Until the invention of the tuning fork in the late 18th century, there was no absolute way to specify a reference pitch, since there was no way to either measure or produce a specific frequency. Whenever an external reference is mentioned at all, old tuning methods all but universally instruct the reader to take the starting note from a wind instrument, since only wind instruments were limited in their ability to adapt to slightly higher or lower pitch levels. Strings could tune higher or lower by at least a quarter-tone without either breaking strings or greatly altering the overall behavior of the instrument.

Why piano tuners never have any fun!

Montal treatise on piano tuning

Naturally, if you are going to take a note from a wind instrument, you want a note which meets several criteria:
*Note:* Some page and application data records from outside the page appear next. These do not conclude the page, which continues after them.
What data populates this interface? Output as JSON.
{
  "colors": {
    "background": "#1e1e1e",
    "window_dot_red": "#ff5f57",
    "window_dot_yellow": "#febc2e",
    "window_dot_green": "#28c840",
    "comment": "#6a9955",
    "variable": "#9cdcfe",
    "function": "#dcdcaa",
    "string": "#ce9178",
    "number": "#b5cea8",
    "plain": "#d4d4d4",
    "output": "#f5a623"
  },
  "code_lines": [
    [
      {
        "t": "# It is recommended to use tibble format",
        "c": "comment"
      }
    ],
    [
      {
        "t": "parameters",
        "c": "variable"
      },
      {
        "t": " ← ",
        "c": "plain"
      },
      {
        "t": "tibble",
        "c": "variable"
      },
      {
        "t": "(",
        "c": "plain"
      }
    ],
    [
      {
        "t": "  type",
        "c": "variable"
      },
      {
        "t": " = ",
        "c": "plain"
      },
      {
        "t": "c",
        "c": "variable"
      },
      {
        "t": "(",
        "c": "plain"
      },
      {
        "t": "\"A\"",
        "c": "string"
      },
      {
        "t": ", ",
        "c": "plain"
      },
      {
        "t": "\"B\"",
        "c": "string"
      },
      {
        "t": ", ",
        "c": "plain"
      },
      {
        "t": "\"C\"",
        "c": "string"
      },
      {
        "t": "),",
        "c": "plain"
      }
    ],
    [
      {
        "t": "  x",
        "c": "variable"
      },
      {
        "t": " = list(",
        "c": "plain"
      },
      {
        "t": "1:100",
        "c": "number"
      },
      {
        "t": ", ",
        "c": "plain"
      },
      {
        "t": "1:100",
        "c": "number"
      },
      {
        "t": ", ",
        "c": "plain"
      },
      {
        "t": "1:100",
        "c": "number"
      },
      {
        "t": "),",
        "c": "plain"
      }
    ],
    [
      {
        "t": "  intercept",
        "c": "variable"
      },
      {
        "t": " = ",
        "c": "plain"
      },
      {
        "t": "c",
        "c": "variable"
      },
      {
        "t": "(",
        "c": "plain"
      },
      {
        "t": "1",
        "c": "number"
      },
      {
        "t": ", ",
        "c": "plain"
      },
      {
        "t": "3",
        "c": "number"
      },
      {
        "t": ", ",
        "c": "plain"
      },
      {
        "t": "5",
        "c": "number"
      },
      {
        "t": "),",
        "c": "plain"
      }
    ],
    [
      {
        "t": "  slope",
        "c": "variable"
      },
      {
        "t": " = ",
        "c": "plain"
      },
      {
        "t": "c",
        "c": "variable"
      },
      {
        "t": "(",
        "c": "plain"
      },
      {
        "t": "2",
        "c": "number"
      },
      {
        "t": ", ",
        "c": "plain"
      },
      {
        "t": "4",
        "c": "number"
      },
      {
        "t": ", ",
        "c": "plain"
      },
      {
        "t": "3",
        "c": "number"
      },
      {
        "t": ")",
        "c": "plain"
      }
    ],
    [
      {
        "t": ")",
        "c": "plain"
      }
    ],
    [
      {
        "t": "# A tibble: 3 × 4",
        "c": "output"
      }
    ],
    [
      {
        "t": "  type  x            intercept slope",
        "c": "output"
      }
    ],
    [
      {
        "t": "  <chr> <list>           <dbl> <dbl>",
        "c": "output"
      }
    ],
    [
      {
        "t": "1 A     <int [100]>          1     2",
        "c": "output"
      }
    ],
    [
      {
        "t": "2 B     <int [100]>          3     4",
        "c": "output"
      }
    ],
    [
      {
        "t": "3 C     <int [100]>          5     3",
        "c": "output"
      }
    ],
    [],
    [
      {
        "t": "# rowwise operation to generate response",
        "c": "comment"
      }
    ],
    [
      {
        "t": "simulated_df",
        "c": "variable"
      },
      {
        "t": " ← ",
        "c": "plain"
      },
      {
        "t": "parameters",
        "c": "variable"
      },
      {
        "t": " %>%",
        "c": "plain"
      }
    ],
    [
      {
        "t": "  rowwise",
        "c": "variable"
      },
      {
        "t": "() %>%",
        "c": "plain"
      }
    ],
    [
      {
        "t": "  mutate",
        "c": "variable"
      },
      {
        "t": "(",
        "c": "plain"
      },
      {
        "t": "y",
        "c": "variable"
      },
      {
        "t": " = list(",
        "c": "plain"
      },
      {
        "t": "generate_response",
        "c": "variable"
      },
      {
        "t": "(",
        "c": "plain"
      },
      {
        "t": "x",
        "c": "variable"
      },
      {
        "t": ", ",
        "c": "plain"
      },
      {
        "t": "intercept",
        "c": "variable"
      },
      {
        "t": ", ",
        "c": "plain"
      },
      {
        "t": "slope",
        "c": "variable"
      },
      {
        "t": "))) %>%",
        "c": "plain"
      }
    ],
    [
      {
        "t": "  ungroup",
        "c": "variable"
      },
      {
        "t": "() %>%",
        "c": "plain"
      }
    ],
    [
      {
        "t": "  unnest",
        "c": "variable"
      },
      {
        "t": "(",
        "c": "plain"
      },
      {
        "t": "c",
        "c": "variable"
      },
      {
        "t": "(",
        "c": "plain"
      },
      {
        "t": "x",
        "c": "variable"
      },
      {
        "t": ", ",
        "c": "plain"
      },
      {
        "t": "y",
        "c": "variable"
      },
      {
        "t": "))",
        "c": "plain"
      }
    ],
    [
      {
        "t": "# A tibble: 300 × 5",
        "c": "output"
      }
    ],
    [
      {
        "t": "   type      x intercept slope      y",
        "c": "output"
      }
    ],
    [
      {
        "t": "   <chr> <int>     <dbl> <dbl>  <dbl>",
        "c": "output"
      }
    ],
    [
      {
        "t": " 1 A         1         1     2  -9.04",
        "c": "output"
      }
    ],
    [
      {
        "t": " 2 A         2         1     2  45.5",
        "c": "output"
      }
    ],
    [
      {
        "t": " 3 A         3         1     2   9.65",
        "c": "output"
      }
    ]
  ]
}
1. If the point is to make sure the wind instrument can play well together with the keyboard in all keys, it should be one of the least flexible notes on the instrument, i.e. a note which does not allow for significant amounts of pitch change, either by variations in pressure/embouchure or by alternative fingerings
2. It should be a note which is found in a majority of the most often-used keys
3. It should be a note which provides a practical starting point according to the logic of the temperament

As the chart below clearly shows, the historically reference note has overwhelmingly been C, with F as a distant second. These notes are the “home key” tonics of the bassoon and oboe, the most often-used wind instruments in mixed ensemble playing. Bassoon is especially important, since its task is to double the bass line as played by the keyboard (or lute). Therefore, the bassoon was required to precisely mimic whatever the temperament was, whereas the oboe – like all melody instruments and the voice – was expected to more or less freely deviate from the keyboard temperament in order to favor pure tuning whenever possible.

historical reference pitch practice

The switch to A seems to have come around the middle of the 19th century. This coincides exactly with the wide-spread adoption of Equal Temperament, as well as the introduction of truly chromatic wind instruments, i.e. instruments with complex key systems which removed both the instability and the contrast of color which characterized the accidentals on earlier winds. Naturally, in a context of a perfectly-even distribution of the 12 tones of the octave, no one reference note is any better than any other. Furthermore, since variation in temperament was eliminated, string players no longer needed to take the tuning of each and every one of their strings directly from the keyboard in order to match the degree of tempering among the fifths. Instead, they could simply take a single note according to which the rest of their strings were tuned as either ever-so-slightly narrow fifths or simply as pure fifths, in which case the maximum error would be a mere 4 cents.

An instructive illustration of the change in mentality is found in Carl Kützing’s 1833 treatise on piano construction. His appendix on tuning the instrument begins with a discussion of temperament in general and the primary causes for the need for temperament, explaining both the Pythagorean and the Syntonic comma. These explanations are accompanied by various tables of proportions and hypothetical series of intervals, all of which follow the traditional approach of reckoning everything from a starting point of C. However, when it comes to the actual tuning instructions, the first step is to tune bass A from tenor a as a pure octave, implying that tenor a was the reference note which had been established either by using a fork or a wind instrument. The rest of the instruction proceeds according to the usual 18th century manner of producing Equal Temperament, i.e. the major thirds A-c#-f-a are all tempered identically, and then each series of four fifths which lie between these notes are in turn tempered identically (a vestigial practice from setting meantone). It goes without saying that the same approach works equally-well (bad pun!) starting from C, or any note for that matter, so the specific use of tenor a indicated that a definite shift in methodology was already underway.